Task description
Print all the records exactly, please.

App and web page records
--
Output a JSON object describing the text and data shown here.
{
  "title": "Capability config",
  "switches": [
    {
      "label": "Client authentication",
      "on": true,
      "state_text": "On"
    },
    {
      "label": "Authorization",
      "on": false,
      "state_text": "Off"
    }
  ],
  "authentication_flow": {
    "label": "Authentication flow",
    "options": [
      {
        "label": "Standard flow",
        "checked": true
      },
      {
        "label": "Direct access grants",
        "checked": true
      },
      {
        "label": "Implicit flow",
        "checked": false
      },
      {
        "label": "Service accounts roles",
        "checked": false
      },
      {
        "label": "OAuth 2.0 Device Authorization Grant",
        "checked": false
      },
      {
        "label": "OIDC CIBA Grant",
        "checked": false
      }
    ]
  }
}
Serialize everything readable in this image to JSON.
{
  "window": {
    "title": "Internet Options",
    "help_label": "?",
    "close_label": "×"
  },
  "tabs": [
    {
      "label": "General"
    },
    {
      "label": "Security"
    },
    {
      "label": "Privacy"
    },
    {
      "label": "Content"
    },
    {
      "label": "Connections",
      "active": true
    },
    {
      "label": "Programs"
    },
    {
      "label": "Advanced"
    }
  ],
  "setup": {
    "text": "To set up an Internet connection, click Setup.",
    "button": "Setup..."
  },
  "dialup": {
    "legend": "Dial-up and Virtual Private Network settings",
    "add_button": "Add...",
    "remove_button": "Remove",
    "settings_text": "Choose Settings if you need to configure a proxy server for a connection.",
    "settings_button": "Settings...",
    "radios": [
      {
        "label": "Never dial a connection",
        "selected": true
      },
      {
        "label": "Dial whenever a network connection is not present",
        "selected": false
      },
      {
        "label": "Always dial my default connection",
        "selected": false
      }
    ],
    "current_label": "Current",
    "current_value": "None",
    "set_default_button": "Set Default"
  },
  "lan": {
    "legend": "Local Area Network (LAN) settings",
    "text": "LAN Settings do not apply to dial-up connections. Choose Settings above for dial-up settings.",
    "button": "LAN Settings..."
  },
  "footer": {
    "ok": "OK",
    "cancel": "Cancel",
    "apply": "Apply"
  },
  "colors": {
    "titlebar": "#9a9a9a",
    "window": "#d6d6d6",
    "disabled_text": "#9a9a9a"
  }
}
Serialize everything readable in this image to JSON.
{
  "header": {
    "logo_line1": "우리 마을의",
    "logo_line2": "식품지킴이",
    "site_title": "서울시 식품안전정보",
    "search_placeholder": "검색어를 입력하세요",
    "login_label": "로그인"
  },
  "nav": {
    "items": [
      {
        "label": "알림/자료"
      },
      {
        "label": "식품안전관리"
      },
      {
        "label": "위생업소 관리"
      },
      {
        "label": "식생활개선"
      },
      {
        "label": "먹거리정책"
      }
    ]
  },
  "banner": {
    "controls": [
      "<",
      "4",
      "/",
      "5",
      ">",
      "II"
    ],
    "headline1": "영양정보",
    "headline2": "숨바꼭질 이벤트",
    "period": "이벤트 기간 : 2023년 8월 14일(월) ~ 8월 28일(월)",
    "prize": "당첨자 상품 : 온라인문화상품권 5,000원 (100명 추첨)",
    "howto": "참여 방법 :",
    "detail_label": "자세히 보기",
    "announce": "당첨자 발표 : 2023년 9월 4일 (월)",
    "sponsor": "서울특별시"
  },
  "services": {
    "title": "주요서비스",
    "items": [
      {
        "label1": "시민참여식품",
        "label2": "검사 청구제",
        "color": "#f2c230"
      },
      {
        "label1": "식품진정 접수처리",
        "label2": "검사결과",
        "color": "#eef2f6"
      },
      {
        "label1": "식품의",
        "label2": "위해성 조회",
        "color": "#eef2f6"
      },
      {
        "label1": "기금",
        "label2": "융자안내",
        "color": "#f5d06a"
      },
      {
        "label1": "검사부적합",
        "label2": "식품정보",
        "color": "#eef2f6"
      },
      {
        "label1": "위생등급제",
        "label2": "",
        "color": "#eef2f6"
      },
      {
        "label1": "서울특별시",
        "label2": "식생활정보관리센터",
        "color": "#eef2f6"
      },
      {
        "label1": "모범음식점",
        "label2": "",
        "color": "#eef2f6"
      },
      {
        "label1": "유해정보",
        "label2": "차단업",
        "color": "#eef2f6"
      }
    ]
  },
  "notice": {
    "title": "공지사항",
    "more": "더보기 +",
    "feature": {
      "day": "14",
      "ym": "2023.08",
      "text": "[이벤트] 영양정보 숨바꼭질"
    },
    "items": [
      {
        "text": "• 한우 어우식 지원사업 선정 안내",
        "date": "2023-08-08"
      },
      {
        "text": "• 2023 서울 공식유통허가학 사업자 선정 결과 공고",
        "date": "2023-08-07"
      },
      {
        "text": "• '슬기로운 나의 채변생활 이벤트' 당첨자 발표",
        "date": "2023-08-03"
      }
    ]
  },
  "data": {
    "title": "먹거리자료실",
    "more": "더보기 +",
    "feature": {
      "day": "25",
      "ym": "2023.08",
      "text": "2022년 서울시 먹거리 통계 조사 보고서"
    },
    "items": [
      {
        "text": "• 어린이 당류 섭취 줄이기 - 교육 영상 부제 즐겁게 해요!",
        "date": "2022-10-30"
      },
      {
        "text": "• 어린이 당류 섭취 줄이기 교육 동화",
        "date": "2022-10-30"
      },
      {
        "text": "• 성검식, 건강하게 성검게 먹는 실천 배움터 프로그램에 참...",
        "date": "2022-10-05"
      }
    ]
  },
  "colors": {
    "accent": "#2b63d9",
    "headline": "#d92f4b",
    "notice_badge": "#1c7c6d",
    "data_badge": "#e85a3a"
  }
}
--
Task response
Output a JSON object describing the text and data shown here.
{
  "title": "Capability config",
  "switches": [
    {
      "label": "Client authentication",
      "on": true,
      "state_text": "On"
    },
    {
      "label": "Authorization",
      "on": false,
      "state_text": "Off"
    }
  ],
  "authentication_flow": {
    "label": "Authentication flow",
    "options": [
      {
        "label": "Standard flow",
        "checked": true
      },
      {
        "label": "Direct access grants",
        "checked": true
      },
      {
        "label": "Implicit flow",
        "checked": false
      },
      {
        "label": "Service accounts roles",
        "checked": false
      },
      {
        "label": "OAuth 2.0 Device Authorization Grant",
        "checked": false
      },
      {
        "label": "OIDC CIBA Grant",
        "checked": false
      }
    ]
  }
}
Serialize everything readable in this image to JSON.
{
  "window": {
    "title": "Internet Options",
    "help_label": "?",
    "close_label": "×"
  },
  "tabs": [
    {
      "label": "General"
    },
    {
      "label": "Security"
    },
    {
      "label": "Privacy"
    },
    {
      "label": "Content"
    },
    {
      "label": "Connections",
      "active": true
    },
    {
      "label": "Programs"
    },
    {
      "label": "Advanced"
    }
  ],
  "setup": {
    "text": "To set up an Internet connection, click Setup.",
    "button": "Setup..."
  },
  "dialup": {
    "legend": "Dial-up and Virtual Private Network settings",
    "add_button": "Add...",
    "remove_button": "Remove",
    "settings_text": "Choose Settings if you need to configure a proxy server for a connection.",
    "settings_button": "Settings...",
    "radios": [
      {
        "label": "Never dial a connection",
        "selected": true
      },
      {
        "label": "Dial whenever a network connection is not present",
        "selected": false
      },
      {
        "label": "Always dial my default connection",
        "selected": false
      }
    ],
    "current_label": "Current",
    "current_value": "None",
    "set_default_button": "Set Default"
  },
  "lan": {
    "legend": "Local Area Network (LAN) settings",
    "text": "LAN Settings do not apply to dial-up connections. Choose Settings above for dial-up settings.",
    "button": "LAN Settings..."
  },
  "footer": {
    "ok": "OK",
    "cancel": "Cancel",
    "apply": "Apply"
  },
  "colors": {
    "titlebar": "#9a9a9a",
    "window": "#d6d6d6",
    "disabled_text": "#9a9a9a"
  }
}
Serialize everything readable in this image to JSON.
{
  "header": {
    "logo_line1": "우리 마을의",
    "logo_line2": "식품지킴이",
    "site_title": "서울시 식품안전정보",
    "search_placeholder": "검색어를 입력하세요",
    "login_label": "로그인"
  },
  "nav": {
    "items": [
      {
        "label": "알림/자료"
      },
      {
        "label": "식품안전관리"
      },
      {
        "label": "위생업소 관리"
      },
      {
        "label": "식생활개선"
      },
      {
        "label": "먹거리정책"
      }
    ]
  },
  "banner": {
    "controls": [
      "<",
      "4",
      "/",
      "5",
      ">",
      "II"
    ],
    "headline1": "영양정보",
    "headline2": "숨바꼭질 이벤트",
    "period": "이벤트 기간 : 2023년 8월 14일(월) ~ 8월 28일(월)",
    "prize": "당첨자 상품 : 온라인문화상품권 5,000원 (100명 추첨)",
    "howto": "참여 방법 :",
    "detail_label": "자세히 보기",
    "announce": "당첨자 발표 : 2023년 9월 4일 (월)",
    "sponsor": "서울특별시"
  },
  "services": {
    "title": "주요서비스",
    "items": [
      {
        "label1": "시민참여식품",
        "label2": "검사 청구제",
        "color": "#f2c230"
      },
      {
        "label1": "식품진정 접수처리",
        "label2": "검사결과",
        "color": "#eef2f6"
      },
      {
        "label1": "식품의",
        "label2": "위해성 조회",
        "color": "#eef2f6"
      },
      {
        "label1": "기금",
        "label2": "융자안내",
        "color": "#f5d06a"
      },
      {
        "label1": "검사부적합",
        "label2": "식품정보",
        "color": "#eef2f6"
      },
      {
        "label1": "위생등급제",
        "label2": "",
        "color": "#eef2f6"
      },
      {
        "label1": "서울특별시",
        "label2": "식생활정보관리센터",
        "color": "#eef2f6"
      },
      {
        "label1": "모범음식점",
        "label2": "",
        "color": "#eef2f6"
      },
      {
        "label1": "유해정보",
        "label2": "차단업",
        "color": "#eef2f6"
      }
    ]
  },
  "notice": {
    "title": "공지사항",
    "more": "더보기 +",
    "feature": {
      "day": "14",
      "ym": "2023.08",
      "text": "[이벤트] 영양정보 숨바꼭질"
    },
    "items": [
      {
        "text": "• 한우 어우식 지원사업 선정 안내",
        "date": "2023-08-08"
      },
      {
        "text": "• 2023 서울 공식유통허가학 사업자 선정 결과 공고",
        "date": "2023-08-07"
      },
      {
        "text": "• '슬기로운 나의 채변생활 이벤트' 당첨자 발표",
        "date": "2023-08-03"
      }
    ]
  },
  "data": {
    "title": "먹거리자료실",
    "more": "더보기 +",
    "feature": {
      "day": "25",
      "ym": "2023.08",
      "text": "2022년 서울시 먹거리 통계 조사 보고서"
    },
    "items": [
      {
        "text": "• 어린이 당류 섭취 줄이기 - 교육 영상 부제 즐겁게 해요!",
        "date": "2022-10-30"
      },
      {
        "text": "• 어린이 당류 섭취 줄이기 교육 동화",
        "date": "2022-10-30"
      },
      {
        "text": "• 성검식, 건강하게 성검게 먹는 실천 배움터 프로그램에 참...",
        "date": "2022-10-05"
      }
    ]
  },
  "colors": {
    "accent": "#2b63d9",
    "headline": "#d92f4b",
    "notice_badge": "#1c7c6d",
    "data_badge": "#e85a3a"
  }
}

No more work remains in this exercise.